**THE PROBLEM:** Find the lines below that contain the string "this". Copy each one.

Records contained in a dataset
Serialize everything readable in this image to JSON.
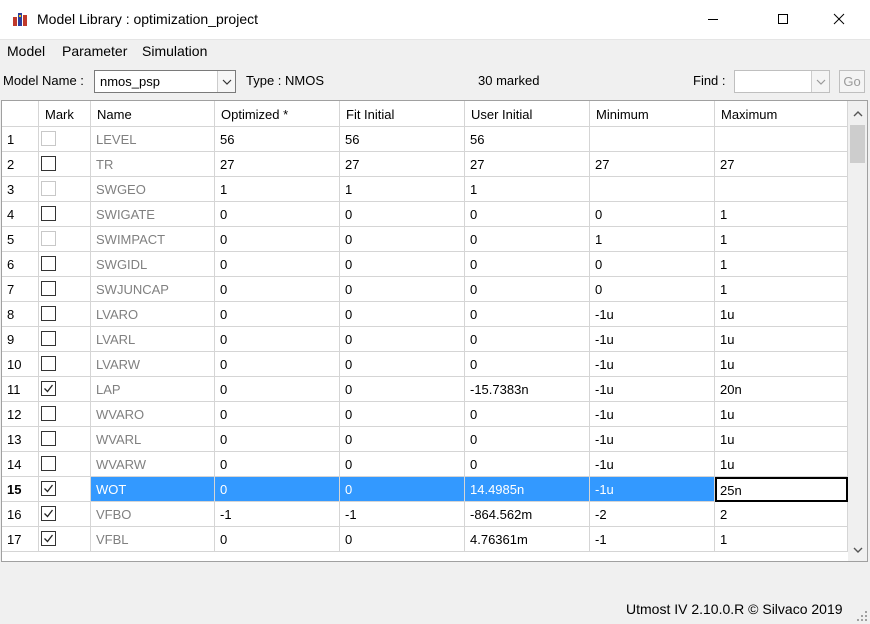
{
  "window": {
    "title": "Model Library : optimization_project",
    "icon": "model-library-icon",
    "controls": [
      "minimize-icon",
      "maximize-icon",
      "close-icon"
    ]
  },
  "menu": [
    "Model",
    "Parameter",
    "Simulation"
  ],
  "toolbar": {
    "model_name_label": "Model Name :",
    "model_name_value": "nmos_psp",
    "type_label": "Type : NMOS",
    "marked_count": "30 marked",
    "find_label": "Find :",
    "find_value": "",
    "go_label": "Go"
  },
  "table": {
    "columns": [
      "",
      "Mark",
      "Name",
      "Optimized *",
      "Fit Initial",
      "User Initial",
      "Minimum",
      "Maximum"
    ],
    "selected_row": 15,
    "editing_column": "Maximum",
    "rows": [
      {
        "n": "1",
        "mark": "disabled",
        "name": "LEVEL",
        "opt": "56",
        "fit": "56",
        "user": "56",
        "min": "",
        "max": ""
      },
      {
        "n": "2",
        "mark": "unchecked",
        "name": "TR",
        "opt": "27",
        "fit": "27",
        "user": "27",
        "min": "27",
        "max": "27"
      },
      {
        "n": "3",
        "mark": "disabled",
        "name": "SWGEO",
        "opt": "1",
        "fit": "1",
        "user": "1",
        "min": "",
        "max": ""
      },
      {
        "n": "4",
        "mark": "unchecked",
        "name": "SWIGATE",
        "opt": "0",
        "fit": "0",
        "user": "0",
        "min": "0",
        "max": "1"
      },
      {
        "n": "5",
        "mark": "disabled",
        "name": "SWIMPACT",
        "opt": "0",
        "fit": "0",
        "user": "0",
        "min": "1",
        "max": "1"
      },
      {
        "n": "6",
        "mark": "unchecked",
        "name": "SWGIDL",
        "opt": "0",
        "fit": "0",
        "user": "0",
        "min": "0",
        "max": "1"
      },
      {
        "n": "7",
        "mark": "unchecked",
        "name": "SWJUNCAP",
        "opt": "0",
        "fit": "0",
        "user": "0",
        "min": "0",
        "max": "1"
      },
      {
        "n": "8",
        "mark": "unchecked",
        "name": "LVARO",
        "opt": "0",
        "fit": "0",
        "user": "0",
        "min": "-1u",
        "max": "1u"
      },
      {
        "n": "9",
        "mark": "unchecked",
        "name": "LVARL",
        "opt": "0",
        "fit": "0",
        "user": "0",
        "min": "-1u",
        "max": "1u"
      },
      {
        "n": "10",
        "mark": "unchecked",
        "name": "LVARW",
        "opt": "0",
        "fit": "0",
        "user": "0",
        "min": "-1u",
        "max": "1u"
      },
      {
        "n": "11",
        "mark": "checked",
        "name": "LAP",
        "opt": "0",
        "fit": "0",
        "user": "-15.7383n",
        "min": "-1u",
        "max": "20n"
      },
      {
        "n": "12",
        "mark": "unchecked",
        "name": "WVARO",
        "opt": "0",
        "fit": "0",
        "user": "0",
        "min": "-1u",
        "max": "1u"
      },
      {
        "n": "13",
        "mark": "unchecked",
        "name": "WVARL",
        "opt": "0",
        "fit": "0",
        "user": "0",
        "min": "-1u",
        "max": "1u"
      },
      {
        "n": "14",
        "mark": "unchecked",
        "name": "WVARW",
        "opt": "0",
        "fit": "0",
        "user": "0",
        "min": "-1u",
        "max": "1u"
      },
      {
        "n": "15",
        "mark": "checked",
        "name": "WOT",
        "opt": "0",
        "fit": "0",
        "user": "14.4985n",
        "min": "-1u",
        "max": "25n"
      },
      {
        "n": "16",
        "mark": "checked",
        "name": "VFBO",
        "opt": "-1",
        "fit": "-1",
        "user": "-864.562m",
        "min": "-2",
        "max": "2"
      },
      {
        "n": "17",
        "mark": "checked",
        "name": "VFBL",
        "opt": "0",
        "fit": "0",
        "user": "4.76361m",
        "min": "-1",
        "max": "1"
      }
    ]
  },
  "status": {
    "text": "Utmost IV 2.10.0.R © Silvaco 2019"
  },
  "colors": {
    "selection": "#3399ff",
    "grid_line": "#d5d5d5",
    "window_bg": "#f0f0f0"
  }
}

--

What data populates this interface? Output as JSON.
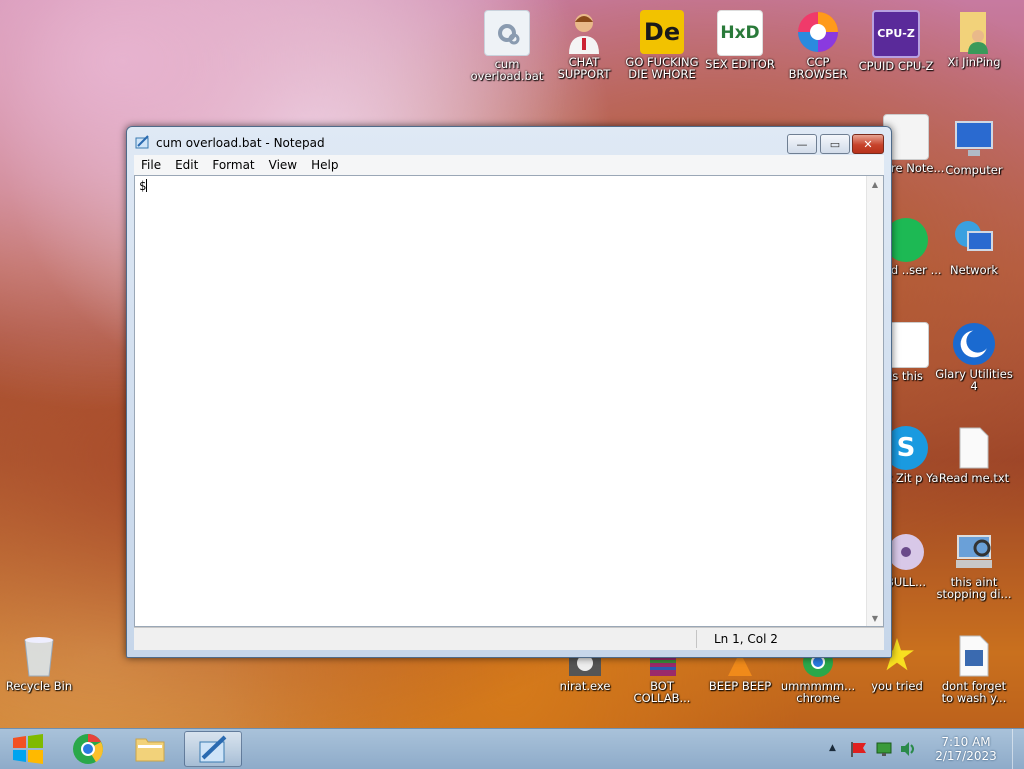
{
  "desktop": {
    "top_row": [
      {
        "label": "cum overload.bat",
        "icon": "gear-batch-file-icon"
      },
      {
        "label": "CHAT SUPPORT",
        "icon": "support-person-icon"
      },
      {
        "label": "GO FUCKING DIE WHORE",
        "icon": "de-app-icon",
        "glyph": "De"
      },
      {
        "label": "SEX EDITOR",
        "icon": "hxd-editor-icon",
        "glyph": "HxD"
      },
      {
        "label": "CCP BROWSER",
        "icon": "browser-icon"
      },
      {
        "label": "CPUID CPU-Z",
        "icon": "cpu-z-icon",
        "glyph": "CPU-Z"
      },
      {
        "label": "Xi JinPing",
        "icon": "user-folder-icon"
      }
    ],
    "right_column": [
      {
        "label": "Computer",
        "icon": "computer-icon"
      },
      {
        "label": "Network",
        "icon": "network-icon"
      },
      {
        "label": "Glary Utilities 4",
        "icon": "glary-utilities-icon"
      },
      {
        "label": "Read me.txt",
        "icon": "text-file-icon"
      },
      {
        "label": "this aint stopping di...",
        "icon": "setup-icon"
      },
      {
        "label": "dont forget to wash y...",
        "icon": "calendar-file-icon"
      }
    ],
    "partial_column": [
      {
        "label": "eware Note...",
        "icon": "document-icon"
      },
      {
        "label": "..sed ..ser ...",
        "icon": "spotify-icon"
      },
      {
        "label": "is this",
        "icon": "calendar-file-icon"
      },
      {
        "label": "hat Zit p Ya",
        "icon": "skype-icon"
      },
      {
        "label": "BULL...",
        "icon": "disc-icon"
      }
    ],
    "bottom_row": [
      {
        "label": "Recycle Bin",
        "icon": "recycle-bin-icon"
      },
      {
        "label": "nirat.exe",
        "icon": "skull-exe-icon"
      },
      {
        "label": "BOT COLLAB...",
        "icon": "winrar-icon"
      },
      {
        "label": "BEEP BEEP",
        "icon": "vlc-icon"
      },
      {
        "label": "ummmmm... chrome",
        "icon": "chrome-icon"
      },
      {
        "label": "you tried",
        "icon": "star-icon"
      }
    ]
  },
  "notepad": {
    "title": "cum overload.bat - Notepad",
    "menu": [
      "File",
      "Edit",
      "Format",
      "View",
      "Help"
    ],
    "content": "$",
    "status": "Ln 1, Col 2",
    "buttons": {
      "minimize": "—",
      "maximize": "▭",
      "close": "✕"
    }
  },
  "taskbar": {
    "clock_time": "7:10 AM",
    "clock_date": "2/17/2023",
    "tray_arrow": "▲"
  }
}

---

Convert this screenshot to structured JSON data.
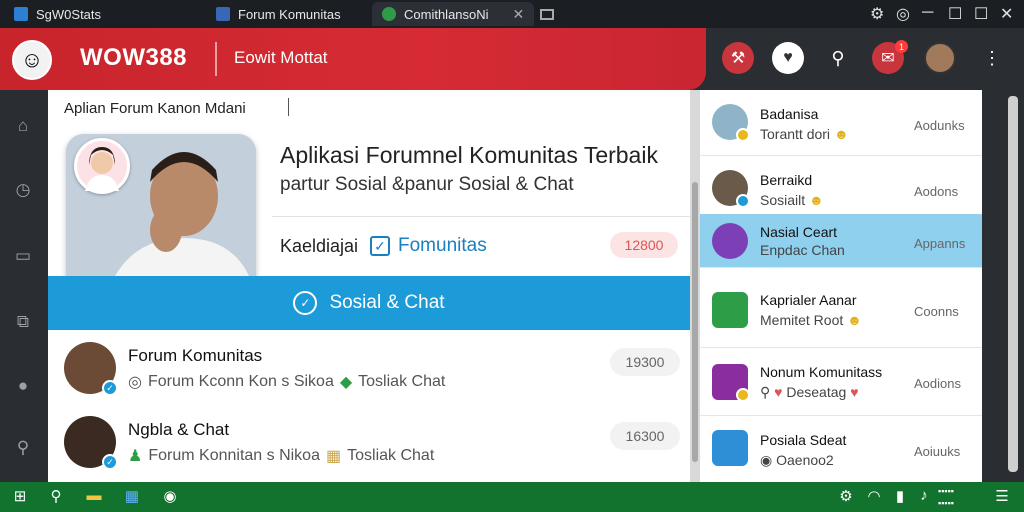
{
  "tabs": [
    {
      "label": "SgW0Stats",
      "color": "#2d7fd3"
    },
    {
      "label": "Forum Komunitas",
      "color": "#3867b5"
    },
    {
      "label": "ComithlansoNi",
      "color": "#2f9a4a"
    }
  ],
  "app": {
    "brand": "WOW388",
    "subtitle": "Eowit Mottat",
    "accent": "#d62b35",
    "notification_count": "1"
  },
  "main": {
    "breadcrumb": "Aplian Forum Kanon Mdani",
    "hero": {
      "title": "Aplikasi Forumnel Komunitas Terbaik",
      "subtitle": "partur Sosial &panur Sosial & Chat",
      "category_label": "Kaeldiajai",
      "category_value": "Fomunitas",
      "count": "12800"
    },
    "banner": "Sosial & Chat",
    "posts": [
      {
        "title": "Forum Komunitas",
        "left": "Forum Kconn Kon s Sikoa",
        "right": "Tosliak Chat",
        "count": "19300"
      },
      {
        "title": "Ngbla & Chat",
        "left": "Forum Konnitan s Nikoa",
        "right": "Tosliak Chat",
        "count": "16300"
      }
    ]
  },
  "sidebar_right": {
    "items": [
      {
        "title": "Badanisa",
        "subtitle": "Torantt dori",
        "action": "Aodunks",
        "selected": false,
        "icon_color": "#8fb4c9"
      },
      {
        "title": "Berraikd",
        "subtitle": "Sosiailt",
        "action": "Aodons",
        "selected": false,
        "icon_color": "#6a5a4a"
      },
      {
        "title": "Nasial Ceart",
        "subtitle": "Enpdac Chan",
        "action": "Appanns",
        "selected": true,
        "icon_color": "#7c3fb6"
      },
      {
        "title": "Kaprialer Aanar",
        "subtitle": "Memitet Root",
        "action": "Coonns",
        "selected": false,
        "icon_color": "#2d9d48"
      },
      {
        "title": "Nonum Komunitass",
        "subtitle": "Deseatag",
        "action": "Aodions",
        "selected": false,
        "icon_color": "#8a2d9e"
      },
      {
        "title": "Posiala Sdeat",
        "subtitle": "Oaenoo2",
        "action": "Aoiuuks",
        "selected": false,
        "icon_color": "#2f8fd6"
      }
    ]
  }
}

**TASK RESPONSE:**
Serialize everything readable in this image to JSON.
What data populates this interface? Output as JSON.
        "label": "this aint stopping di...",
        "label": "is this",
Convert this screenshot to structured JSON data.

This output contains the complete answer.